I've seen IU finish 0-8 in the Big Ten, blow big leads, lose to a I-AA team, and go 14 years between bowl appearances, but I don't think I have ever been as discouraged,as I was during and after Saturday's game against Illinois. The Illini are a better team than IU and certainly played better, but this was a disappointing performance in too many ways to count.
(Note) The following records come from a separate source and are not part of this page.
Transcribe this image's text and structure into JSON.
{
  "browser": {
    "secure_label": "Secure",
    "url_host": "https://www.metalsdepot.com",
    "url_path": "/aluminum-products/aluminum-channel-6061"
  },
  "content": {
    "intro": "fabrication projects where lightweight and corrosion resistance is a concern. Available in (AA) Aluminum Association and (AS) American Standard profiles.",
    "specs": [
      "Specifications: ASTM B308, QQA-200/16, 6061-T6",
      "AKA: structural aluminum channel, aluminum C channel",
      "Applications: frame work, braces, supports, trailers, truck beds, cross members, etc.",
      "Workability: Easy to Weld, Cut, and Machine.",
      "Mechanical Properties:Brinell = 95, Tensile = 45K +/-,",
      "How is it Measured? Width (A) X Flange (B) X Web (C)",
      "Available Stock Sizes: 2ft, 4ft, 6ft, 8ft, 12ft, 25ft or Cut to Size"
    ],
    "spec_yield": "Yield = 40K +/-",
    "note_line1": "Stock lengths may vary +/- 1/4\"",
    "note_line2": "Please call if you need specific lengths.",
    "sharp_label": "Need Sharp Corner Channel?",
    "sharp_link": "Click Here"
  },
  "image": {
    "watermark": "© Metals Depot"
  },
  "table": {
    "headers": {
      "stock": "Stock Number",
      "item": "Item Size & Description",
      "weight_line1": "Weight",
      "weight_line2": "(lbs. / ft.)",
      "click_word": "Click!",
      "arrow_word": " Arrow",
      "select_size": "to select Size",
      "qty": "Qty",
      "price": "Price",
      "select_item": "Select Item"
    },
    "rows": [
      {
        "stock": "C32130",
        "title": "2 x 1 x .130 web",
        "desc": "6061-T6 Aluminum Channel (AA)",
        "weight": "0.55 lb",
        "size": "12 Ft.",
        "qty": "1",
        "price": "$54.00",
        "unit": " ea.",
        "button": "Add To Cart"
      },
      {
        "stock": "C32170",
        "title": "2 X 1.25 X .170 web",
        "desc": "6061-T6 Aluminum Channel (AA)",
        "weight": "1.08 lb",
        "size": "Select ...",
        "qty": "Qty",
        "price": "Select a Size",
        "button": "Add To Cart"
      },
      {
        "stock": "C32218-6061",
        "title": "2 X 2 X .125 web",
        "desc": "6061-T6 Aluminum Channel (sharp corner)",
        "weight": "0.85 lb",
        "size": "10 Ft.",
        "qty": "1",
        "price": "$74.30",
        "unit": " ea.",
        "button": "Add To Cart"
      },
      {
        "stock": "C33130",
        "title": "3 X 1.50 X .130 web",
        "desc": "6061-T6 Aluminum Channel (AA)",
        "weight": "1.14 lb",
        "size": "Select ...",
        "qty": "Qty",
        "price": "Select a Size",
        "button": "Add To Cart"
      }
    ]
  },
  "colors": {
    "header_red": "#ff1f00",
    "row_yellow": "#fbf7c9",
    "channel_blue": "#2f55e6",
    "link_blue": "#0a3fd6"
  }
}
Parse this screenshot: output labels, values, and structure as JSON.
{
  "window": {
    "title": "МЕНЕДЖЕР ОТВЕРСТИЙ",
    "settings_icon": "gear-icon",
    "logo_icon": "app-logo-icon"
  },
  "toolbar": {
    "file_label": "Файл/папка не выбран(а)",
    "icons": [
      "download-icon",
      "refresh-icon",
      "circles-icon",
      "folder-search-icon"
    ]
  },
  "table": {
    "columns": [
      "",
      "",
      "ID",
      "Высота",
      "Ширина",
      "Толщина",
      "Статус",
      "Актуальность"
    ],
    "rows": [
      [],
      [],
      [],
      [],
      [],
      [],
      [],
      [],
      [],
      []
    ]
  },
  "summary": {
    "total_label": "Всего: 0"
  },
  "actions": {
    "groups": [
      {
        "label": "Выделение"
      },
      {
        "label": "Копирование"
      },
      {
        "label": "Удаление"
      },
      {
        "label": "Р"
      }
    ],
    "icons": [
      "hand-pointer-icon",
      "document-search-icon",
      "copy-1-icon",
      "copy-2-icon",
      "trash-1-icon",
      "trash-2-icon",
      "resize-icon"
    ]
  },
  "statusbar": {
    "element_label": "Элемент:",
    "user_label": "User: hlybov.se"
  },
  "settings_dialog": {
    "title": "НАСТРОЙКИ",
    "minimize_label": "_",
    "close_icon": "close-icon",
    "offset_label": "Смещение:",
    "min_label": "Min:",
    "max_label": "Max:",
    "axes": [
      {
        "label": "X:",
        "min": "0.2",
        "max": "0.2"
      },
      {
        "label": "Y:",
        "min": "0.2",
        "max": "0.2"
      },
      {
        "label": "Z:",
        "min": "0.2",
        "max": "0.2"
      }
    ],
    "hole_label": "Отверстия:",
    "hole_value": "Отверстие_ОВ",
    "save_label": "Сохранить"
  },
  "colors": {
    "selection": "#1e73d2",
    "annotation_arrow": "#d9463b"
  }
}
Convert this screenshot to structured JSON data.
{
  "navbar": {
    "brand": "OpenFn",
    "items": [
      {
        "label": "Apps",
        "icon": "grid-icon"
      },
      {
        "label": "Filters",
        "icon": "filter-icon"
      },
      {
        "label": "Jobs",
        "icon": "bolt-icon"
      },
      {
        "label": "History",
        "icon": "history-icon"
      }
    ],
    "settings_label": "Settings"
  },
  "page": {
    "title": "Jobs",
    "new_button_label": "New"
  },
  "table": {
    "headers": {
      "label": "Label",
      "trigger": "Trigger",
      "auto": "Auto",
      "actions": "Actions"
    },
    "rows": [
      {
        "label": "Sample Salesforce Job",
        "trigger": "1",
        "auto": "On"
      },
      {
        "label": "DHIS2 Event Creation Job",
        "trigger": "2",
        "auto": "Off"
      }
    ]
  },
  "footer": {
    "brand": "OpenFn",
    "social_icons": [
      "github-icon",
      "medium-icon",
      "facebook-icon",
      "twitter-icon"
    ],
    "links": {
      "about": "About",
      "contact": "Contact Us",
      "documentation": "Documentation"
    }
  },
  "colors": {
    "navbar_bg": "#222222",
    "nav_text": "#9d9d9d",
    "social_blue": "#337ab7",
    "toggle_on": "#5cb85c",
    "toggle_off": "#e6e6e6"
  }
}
The vaunted IU offense appears to be a fraud. For all of the gaudy statistics accumulated against non-conference foes and Michigan's FCS-caliber defense, the offense has completely crumpled against the two real defenses it has faced. Over the last couple of seasons, IU's offensive line has done pass protection reasonably well. Not yesterday. Ben Chappell was under duress for most of the day and he handled it very, very poorly. Chappell threw for 279 yards, but completed only 26 of 48 passes and threw 3 interceptions and several other horrible passes. Illinois got pressure with three linemen pretty consistently, which exacerbated Chappell's ability to find open receivers. He threw a couple of other balls directly to Illinois defenders, and Dusty Kiel added a pick-six when Chappell was on the bench with injury. What's disappointing is that the defense wasn't half bad. The Illini punted five times, and two of their touchdowns were directly off turnovers. Twenty more Illinois points came on short fields created by turnovers or poor kick coverage (again).
The number of head-scratchers is increasing by the week. Last year, IU struggled in the red zone, and while that seemed to be getting better, that may have been nothing but a function of the competition. IU's red zone playcalling has become ridiculously predictable. Once last week and twice last week, IU has fruitlessly run up the middle on first and second downs and then failed to convert a pass on third down. I know very little about scheme, and perhaps the Illini defense was begging IU to run, but it seems to me that play action on an early down would be really effective with IU's receiving weapons. And note to IU offensive coordinator Matt Canada: if it's enough of a pattern that a dunce like me can pick up on it, rest assured that Big Ten coaches have caught on--even Ron Zook.
I hate to turn this post into a Festivus morning airing of grievances, but...well, no, I don't hate it at all. The lowlights:
- The IU offense struggled horribly on its first two possessions, managing only five yards and throwing an interception that could have been yet another pick six. On the third drive, IU finally began to move the ball, but after a 30 yard completion to Terrance Turner, IU yanked Chappell and ran some wildcat nonsense with Dusty Kiel. IU did score a TD on the drive, but it made little sense to disrupt Chappell after he finally found something that worked.
- The fundamentals on specials teams were atrocious. It's bad enough that over the last two games, IU has been spotting opponents huge gains on kickoff returns. Today, IU allowed punt blocks on two consecutive punts, and even from the supposed safe formation. Add those horrid breakdowns to the kick return that Duwyce Wilson caught and ran out of bounds with instead of letting it go out of bounds, and special teams were a disaster.
- IU punted on fourth and two with a 16-point deficit halfway through the fourth quarter. Entirely predictably, Illinois scored a touchdown on the next drive and ended it.
- As noted in the last point, IU essentially surrendered when the score was 29-13 with 8:30 left. Based on that, it really makes sense that when IU got the ball back, down 36-13 with 3:54 left, they had Ben Chappell throwing the ball and taking hits. He got dinged up (no word yet on his condition) and Dusty Kiel threw the pick six that was the final insult.
This was a discouraging performance against a decent but far-from-great team. It was one of IU's most winnable games. The Hoosiers' entire season now turns on the game against Northwestern next week. I'm not optimistic.